I have two life lessons for you this week.
One: Almost everything boils down to numbers.
Two: Know your audience.
I’m pointing these things out because of an interesting Twitter thread posted recently by a Georgetown associate law professor named Jonah Perlin who maybe shouldn’t have been giving away the tricks of his trade.
As I’ve told you before, I was one of those guys who never did any work in school but was a whiz on exams anyway. I attribute this to a combination of laziness and being in horrible physical shape. It’s hard getting any studying done in the library when you’re exhausted by the walk to the library.
But I got by in part because of the strategy Perlin recommends: focus on points. Put yourself in the shoes of your grader.
Yes, I know schools are supposed to be about learning. I have no quarrel with that idea, but are schools really about learning? They are to an extent, but mostly they’re about accumulating points. You may get letter grades, but they’re quickly turned into numbers and if you don’t have a 4.0, you’re not succeeding.
Now put yourself in the shoes or other items of clothing of a professor or an appellate judge or, as in Perlin’s analogy, an ice skating judge. How do you keep score?
You do it by counting things. Whoever has the biggest number wins.
I’m pretty sure this wasn’t Perlin’s point. He seemed to be saying that doing a lot of easier things perfectly was better than just doing one less-than-perfect incredible thing. This may be good advice for people who can’t do incredible things, but shouldn’t we be encouraging incredible things from people who can give them to us?
The real message — unintentionally, I assume — is that law professors and other sorts of graders want to be able to count things. How else are you going to grade?
And that’s the sort of thing I did on tests. If you spit out enough random facts that can be counted, it sounds like you know things whether you do or not.
To be fair, Perlin admits this isn’t necessarily great: “Independent thinking & identifying creative solutions are important. But not as important as demonstrating mastery at the key topics. Plus it allows for comparisons on a curve.”
And you can’t calculate a curve without numbers. Professors shouldn’t be admitting this.
By the way, I have to note that it helps if you can write well. I’m pretty sure I got points for writing complete sentences and not writing endless, almost incomprehensible sentences. Amusing analogies help, too — bored graders appreciate a laugh.
It also helps to know the biases of your graders (or judges or potential bosses). You score higher with answers they like.
An education revolution. Finally, we have a common ground for at least some anti-maskers/vaxxers and some who’d rather not spread disease: keeping children out of school.
The antis (not to be confused with aunties) don’t want to follow rules. The pros (not to be confused with prostitutes or descriptive writing) would rather not have their children exposed to the offspring of the antis and/or some anti teachers.
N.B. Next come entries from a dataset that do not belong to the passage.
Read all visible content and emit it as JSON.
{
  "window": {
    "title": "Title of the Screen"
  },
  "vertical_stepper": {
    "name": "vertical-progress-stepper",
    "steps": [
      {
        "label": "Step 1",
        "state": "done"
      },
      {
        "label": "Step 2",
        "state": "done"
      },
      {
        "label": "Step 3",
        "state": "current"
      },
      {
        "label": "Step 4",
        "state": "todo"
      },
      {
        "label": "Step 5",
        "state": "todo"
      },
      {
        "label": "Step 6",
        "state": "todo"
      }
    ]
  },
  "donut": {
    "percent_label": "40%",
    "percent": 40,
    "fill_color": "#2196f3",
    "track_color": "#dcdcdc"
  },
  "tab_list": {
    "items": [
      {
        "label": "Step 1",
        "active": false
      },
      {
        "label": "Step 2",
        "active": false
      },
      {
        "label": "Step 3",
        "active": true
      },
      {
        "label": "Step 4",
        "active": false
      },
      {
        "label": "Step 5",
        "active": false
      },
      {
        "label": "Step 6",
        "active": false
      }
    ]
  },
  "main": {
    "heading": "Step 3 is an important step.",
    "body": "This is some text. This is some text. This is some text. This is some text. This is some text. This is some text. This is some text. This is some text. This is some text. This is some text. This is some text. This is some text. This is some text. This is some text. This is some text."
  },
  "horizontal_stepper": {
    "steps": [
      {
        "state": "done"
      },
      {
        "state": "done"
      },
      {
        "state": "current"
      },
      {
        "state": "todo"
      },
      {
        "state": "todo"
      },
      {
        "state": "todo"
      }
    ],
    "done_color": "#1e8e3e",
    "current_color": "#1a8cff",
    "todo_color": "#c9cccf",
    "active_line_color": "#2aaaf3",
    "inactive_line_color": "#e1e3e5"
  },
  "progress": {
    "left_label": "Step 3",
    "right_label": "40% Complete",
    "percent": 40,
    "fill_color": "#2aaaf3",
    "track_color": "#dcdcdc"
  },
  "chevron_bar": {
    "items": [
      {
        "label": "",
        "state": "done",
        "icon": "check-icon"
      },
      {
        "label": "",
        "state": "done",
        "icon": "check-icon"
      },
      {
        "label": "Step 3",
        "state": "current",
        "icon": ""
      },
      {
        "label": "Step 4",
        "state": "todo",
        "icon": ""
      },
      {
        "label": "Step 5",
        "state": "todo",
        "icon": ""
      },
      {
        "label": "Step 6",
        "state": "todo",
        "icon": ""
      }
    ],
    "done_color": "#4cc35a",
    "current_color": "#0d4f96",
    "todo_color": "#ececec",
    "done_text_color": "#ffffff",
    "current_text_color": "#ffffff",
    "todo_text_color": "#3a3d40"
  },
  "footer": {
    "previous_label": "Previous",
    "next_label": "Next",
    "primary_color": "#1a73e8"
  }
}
So they agree on something! They both want online learning and a number of school districts seem happy to comply with this demand.
The problem, of course, is that, so far at least, online learning doesn’t seem to be working all that well. Students get bored, don’t pay attention, or play with their cellphones. Yelling doesn’t have the same effect when it’s not in person.
I will now offer a very wise quote from video game called “Yakuza: Like a Dragon” that I’ve been playing lately: “Life is like an RPG.”
Indeed it is. The more experience you get, the more your abilities increase. The more you learn, the more you can do.
Why isn’t online school being taught like this? Why put a child to sleep with repetition when that child could be solving problems to earn a nifty sword? What if learning the alphabet was the key to slaying a dragon? What if you needed just the right chemicals for an immortality potion?
The kids learn to work with their computers and can team up to reach their goals (which, preferably, include treasure).
There are so many possibilities. Someone needs to get to work on this.
Subscribe to our columns
Want new op-eds sent directly to your inbox? Subscribe below!